[Excerpts from an interface dataset]

━━━━━━━━━━━━━━━━━━━━━━━━━━━━━━

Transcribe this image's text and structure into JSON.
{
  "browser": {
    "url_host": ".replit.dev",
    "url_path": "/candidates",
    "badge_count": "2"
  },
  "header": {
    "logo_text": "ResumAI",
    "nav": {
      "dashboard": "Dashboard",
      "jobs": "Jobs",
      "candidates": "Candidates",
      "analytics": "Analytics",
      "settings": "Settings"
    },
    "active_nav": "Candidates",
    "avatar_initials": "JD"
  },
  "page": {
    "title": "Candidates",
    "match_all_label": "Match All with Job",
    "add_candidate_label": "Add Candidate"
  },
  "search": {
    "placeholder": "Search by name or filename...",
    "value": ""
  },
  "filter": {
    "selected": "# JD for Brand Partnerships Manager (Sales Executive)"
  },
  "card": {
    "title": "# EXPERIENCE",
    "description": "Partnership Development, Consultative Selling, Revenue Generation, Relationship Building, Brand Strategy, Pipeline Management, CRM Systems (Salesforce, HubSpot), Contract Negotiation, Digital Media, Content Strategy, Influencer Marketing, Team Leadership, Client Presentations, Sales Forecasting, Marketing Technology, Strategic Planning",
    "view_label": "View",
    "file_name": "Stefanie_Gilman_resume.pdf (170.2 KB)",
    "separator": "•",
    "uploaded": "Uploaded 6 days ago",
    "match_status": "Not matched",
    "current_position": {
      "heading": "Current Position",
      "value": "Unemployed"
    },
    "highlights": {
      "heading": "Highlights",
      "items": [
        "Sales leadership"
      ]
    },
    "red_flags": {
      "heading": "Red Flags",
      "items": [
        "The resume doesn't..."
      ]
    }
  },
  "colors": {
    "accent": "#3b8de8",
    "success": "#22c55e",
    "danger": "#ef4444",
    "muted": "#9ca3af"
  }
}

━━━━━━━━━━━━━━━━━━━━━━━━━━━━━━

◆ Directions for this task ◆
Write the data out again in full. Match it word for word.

◆ Finished exercise ◆
Transcribe this image's text and structure into JSON.
{
  "browser": {
    "url_host": ".replit.dev",
    "url_path": "/candidates",
    "badge_count": "2"
  },
  "header": {
    "logo_text": "ResumAI",
    "nav": {
      "dashboard": "Dashboard",
      "jobs": "Jobs",
      "candidates": "Candidates",
      "analytics": "Analytics",
      "settings": "Settings"
    },
    "active_nav": "Candidates",
    "avatar_initials": "JD"
  },
  "page": {
    "title": "Candidates",
    "match_all_label": "Match All with Job",
    "add_candidate_label": "Add Candidate"
  },
  "search": {
    "placeholder": "Search by name or filename...",
    "value": ""
  },
  "filter": {
    "selected": "# JD for Brand Partnerships Manager (Sales Executive)"
  },
  "card": {
    "title": "# EXPERIENCE",
    "description": "Partnership Development, Consultative Selling, Revenue Generation, Relationship Building, Brand Strategy, Pipeline Management, CRM Systems (Salesforce, HubSpot), Contract Negotiation, Digital Media, Content Strategy, Influencer Marketing, Team Leadership, Client Presentations, Sales Forecasting, Marketing Technology, Strategic Planning",
    "view_label": "View",
    "file_name": "Stefanie_Gilman_resume.pdf (170.2 KB)",
    "separator": "•",
    "uploaded": "Uploaded 6 days ago",
    "match_status": "Not matched",
    "current_position": {
      "heading": "Current Position",
      "value": "Unemployed"
    },
    "highlights": {
      "heading": "Highlights",
      "items": [
        "Sales leadership"
      ]
    },
    "red_flags": {
      "heading": "Red Flags",
      "items": [
        "The resume doesn't..."
      ]
    }
  },
  "colors": {
    "accent": "#3b8de8",
    "success": "#22c55e",
    "danger": "#ef4444",
    "muted": "#9ca3af"
  }
}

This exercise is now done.